And it seems as though, through the war and its aftermath, Washington had come to abhor the system of slavery in which he was raised. One that he still relied on for his farming income. Had he come to realize that slavery was morally wrong?
We do not know why he stopped taking communion, for he never told us. But it must have been a momentous decision for a man with the courage to face down the British.
We do know some of what he thought of religion in general, however. He wrote to the Baptists of Virginia, “I have often expressed my sentiments, that every man … ought to be protected in worshipping the Deity according to the dictates of his own conscience.”
And when he voluntarily left the Office of the Presidency, he wrote, “Let us with caution indulge the supposition that morality can be maintained without religion. Reason and experience both forbid us to expect that national morality can prevail in exclusion of religious principle.”

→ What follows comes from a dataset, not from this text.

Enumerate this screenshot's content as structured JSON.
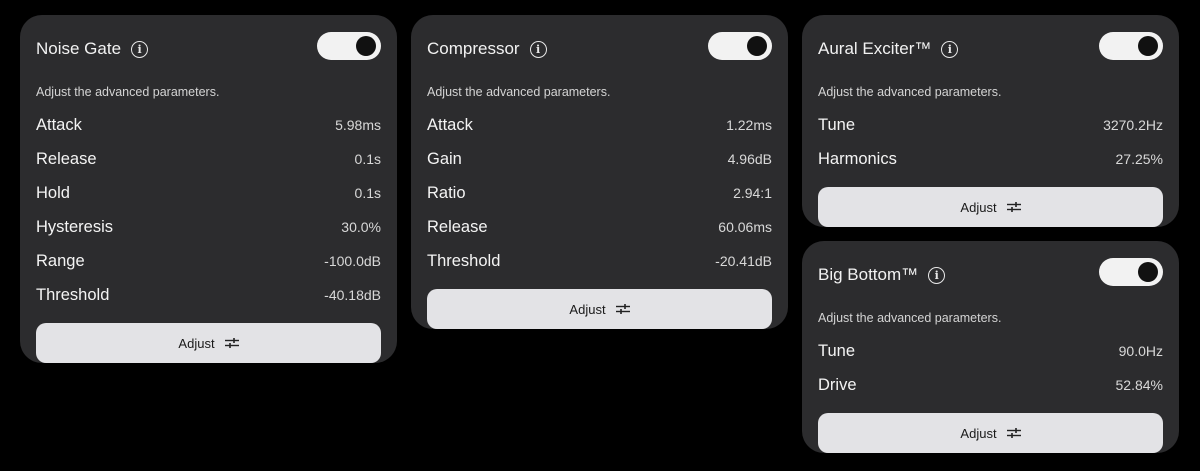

And one month before Thomas Jefferson wrote the Declaration of Independence, Washington’s Virginia adopted a Declaration of Rights. Section 16 stated:
“That religion, or the duty which we owe to our Creator, and the manner of discharging it, can be directed only by reason and conviction, not by force or violence; and therefore all men are equally entitled to the free exercise of religion, according to the dictates of conscience; and that it is the mutual duty of all to practice Christian forbearance, love, and charity toward each other.”
Deism is a belief in God and the power of reason. It flourished as a movement in the 1700s of the European enlightenment. A complexity of thought addressed traditional religious concepts. Revelation was often challenged. John Locke, David Hume, Voltaire, and Thomas Paine were prominent contributors to discussions of Deism. Whether God interacted with human activity was a significant question. Yet Washington often reflected on the “Hand of Providence” managing human affairs.
So what was George Washington’s religion? Here is an opportunity to study a school of thought then current called “Latitudinarianism” [even though “isms,” like labels, are equally suspect in application]. Maybe further investigation will deepen the appreciation we have for the freedom of religious expression in this country.
Washington’s dying words were, “Tis well.” Maybe that was the last expression of his religious convictions.